“Bacteria can survive on a surface for several hours to days, while viruses can survive longer and even linger for weeks,” Greuner, who’s also a plastic surgeon, wrote in a blog post. “Making skin contact with a dirty yoga mat covered in germs and bacteria can lead to skin infections, acne, toenail fungus and even transfer of the herpes virus and staph and strep infections in susceptible individuals.”

Uh, pass the Wet Wipes, please.

The debate over whether you can contract herpes from skin-to-skin contact has, however, been going on for years, and there still isn’t a ton of evidence that proves it’s possible.

While Greuner’s point shouldn’t be taken lightly (all it takes is 30 seconds to clean the mat with warm water and soap), not all doctors agree.

“If you were doing yoga on a naturist farm you’d certainly want to be very careful,” Doctor Seth Rankin, chief executive of the London Doctors Clinic and a GP told the BBC. “But where people are wearing Lycra or normal gym clothes the chances are incredibly slim.”
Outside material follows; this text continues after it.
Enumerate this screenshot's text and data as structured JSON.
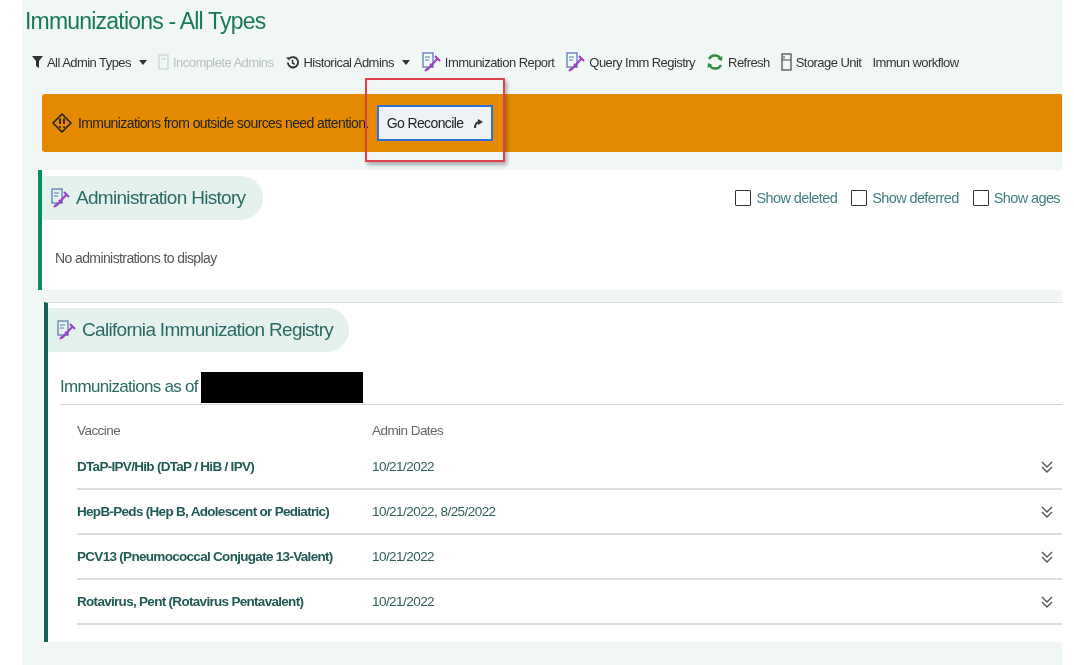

A clean yoga mat is a happy yoga mat, and if there’s a way to protect yourself against some nasty cold that’ll put you out of commission for a few weeks this winter, why not clean your fitness surfaces before you use them? After all, it’s better to be safe than sorry.